──────── INPUT

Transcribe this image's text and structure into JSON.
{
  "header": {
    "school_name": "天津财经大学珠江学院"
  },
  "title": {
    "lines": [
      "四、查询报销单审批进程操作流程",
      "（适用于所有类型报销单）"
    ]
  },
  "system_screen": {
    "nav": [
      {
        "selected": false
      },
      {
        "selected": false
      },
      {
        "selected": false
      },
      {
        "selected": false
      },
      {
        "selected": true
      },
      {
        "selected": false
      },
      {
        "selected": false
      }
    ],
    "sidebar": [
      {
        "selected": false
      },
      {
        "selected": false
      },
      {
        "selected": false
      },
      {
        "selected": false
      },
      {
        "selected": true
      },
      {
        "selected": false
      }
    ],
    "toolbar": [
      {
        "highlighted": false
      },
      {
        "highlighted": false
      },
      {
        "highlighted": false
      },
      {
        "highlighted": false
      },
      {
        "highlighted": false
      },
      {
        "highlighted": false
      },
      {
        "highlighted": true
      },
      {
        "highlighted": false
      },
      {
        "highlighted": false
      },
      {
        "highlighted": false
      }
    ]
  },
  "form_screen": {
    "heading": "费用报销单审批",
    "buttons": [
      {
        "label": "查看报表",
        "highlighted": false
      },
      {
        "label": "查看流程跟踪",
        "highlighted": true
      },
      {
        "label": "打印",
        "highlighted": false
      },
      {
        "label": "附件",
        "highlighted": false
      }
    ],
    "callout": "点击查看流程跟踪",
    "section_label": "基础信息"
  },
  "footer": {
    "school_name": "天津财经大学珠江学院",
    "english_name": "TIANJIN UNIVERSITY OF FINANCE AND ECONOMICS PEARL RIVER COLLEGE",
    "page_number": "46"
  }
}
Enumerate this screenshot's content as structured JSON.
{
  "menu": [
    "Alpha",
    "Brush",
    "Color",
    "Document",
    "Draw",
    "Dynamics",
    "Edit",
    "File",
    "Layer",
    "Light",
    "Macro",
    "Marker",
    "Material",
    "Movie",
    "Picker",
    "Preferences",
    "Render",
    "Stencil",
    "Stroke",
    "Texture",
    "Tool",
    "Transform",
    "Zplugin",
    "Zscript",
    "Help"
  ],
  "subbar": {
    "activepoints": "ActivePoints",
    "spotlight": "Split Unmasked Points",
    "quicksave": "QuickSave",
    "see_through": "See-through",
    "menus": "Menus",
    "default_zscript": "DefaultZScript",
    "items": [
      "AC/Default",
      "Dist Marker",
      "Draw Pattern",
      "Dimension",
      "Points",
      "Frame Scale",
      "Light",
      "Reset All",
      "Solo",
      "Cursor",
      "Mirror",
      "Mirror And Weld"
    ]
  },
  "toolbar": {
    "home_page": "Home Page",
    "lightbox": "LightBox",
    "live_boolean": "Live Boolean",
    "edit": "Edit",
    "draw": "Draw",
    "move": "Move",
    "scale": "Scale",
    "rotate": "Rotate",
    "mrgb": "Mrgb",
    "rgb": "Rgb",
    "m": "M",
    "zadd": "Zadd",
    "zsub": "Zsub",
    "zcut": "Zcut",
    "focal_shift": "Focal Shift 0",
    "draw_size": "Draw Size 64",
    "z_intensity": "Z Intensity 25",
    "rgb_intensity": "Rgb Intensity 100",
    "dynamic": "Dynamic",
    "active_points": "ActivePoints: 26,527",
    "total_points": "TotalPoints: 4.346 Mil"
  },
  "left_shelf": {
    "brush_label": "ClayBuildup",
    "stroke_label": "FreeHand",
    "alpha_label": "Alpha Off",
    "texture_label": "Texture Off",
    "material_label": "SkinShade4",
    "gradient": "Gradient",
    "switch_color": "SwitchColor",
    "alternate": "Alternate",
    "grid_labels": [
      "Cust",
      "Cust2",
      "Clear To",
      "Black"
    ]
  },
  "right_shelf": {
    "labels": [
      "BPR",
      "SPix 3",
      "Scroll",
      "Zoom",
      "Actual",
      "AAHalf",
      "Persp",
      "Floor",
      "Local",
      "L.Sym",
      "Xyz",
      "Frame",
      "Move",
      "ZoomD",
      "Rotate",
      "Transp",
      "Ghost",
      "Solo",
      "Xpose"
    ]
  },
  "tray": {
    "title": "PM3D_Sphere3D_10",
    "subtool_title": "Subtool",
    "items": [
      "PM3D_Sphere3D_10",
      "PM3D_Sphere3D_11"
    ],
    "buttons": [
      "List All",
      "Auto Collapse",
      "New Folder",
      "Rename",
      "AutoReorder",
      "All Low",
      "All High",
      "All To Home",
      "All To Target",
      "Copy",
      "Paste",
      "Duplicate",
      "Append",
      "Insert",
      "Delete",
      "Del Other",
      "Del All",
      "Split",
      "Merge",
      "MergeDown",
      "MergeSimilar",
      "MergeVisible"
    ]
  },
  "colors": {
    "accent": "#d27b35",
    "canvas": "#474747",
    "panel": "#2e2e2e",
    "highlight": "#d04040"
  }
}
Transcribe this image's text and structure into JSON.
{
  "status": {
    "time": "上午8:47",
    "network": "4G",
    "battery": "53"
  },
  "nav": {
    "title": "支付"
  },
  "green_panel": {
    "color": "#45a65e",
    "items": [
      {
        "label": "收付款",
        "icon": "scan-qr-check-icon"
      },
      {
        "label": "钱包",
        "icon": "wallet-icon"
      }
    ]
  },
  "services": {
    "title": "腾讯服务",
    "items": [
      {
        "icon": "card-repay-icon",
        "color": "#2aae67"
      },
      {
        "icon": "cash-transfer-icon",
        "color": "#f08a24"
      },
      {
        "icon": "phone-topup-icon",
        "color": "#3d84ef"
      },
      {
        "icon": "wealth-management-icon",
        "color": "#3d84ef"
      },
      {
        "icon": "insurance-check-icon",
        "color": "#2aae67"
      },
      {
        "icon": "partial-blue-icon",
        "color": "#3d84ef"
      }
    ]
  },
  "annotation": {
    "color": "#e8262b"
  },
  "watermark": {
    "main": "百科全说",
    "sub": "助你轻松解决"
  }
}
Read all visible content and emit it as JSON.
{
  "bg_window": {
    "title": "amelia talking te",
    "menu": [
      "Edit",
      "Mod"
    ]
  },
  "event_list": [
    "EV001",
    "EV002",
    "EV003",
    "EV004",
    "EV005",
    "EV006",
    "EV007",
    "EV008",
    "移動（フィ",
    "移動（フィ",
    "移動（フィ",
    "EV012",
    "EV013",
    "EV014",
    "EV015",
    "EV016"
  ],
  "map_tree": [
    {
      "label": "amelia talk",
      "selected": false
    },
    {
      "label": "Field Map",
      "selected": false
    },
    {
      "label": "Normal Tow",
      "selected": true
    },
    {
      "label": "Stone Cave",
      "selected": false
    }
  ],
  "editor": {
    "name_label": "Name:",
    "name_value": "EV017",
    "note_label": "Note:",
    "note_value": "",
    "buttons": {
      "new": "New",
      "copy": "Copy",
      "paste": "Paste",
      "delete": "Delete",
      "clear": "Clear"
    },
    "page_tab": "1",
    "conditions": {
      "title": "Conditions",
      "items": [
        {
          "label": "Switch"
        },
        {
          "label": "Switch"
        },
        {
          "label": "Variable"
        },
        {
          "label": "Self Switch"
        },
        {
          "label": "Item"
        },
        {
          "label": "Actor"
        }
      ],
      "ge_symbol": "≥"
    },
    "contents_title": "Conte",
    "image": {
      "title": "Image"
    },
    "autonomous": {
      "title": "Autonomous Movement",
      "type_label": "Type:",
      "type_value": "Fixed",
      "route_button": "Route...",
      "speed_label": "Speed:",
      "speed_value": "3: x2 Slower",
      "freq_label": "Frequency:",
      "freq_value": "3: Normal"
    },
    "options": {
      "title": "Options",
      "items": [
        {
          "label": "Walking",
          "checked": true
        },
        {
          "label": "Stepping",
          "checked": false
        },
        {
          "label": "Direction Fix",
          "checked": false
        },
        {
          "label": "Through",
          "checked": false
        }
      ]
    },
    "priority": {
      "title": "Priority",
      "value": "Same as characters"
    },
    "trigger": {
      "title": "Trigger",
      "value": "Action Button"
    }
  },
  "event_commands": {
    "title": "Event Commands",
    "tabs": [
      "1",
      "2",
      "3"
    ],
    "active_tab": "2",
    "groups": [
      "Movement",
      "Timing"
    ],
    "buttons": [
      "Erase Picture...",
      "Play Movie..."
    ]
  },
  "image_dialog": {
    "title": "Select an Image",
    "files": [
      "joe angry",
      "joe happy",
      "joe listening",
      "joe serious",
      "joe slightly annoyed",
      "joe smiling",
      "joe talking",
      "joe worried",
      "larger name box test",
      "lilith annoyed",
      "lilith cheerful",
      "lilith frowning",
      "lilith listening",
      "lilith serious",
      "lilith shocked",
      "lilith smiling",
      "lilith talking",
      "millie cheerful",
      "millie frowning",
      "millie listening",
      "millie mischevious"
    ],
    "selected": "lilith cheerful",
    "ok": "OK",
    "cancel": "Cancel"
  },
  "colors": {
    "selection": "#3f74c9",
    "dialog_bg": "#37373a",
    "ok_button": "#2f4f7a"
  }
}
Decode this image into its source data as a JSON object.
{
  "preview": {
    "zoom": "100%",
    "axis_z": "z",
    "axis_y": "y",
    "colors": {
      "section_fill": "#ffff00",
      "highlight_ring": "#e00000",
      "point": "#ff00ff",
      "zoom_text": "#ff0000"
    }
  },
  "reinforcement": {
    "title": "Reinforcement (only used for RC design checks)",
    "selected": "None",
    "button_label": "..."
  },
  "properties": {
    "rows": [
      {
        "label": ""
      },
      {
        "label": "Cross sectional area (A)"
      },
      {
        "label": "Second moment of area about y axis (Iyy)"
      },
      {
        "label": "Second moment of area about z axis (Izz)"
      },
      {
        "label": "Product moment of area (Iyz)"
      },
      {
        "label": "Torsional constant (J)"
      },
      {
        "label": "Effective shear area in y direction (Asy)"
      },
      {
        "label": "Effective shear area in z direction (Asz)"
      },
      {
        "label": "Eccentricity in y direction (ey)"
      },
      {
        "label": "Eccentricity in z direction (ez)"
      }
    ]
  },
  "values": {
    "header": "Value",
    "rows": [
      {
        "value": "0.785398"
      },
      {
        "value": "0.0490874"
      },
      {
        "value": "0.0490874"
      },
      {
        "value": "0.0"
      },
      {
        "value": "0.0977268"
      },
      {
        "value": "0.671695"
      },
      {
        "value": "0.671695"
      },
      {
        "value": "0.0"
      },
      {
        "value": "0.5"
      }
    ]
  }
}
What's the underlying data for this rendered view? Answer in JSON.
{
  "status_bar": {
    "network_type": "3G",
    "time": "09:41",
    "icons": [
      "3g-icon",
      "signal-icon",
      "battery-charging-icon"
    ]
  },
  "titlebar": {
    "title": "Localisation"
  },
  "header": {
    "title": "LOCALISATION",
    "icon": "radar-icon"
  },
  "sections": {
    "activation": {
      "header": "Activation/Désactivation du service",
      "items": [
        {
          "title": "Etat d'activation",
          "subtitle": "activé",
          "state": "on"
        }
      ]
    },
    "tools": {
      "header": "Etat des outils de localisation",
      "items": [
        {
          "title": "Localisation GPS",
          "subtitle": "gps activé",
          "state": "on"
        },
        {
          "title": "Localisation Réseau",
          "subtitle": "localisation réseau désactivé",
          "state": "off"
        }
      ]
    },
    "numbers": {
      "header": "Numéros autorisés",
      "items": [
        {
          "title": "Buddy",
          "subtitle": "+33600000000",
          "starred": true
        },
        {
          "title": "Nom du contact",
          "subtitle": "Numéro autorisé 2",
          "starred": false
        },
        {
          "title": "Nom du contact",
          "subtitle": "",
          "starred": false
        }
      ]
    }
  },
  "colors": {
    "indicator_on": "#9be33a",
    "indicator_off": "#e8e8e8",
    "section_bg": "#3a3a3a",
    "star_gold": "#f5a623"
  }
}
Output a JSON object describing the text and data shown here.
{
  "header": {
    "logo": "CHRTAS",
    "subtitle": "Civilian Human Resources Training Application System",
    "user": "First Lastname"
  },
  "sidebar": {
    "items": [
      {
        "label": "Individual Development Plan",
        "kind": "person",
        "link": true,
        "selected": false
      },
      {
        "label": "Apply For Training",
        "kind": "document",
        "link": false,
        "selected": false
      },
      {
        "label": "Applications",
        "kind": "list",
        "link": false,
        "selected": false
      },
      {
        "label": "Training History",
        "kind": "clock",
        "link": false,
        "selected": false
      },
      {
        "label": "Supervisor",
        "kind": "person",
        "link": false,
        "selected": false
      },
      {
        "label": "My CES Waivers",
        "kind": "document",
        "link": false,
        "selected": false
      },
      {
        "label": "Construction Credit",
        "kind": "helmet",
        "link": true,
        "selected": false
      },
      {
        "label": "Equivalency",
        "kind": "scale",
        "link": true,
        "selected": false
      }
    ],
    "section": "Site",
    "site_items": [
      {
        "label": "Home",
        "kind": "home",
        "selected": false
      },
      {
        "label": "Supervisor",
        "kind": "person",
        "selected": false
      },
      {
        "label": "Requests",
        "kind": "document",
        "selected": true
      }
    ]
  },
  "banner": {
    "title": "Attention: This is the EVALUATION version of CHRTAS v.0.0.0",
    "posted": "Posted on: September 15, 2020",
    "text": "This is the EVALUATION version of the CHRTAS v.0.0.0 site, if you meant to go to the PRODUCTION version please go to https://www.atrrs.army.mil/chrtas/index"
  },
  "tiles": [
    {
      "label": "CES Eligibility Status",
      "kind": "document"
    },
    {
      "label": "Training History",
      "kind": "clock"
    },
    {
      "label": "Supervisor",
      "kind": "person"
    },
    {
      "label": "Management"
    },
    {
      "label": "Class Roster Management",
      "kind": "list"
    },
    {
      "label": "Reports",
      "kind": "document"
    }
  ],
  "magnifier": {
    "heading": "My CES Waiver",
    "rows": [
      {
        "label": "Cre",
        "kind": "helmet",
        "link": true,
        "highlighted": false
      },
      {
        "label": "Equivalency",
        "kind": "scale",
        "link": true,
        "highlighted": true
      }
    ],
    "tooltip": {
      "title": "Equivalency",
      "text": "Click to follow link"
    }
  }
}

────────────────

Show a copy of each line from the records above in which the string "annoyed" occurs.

      "joe slightly annoyed",
      "lilith annoyed",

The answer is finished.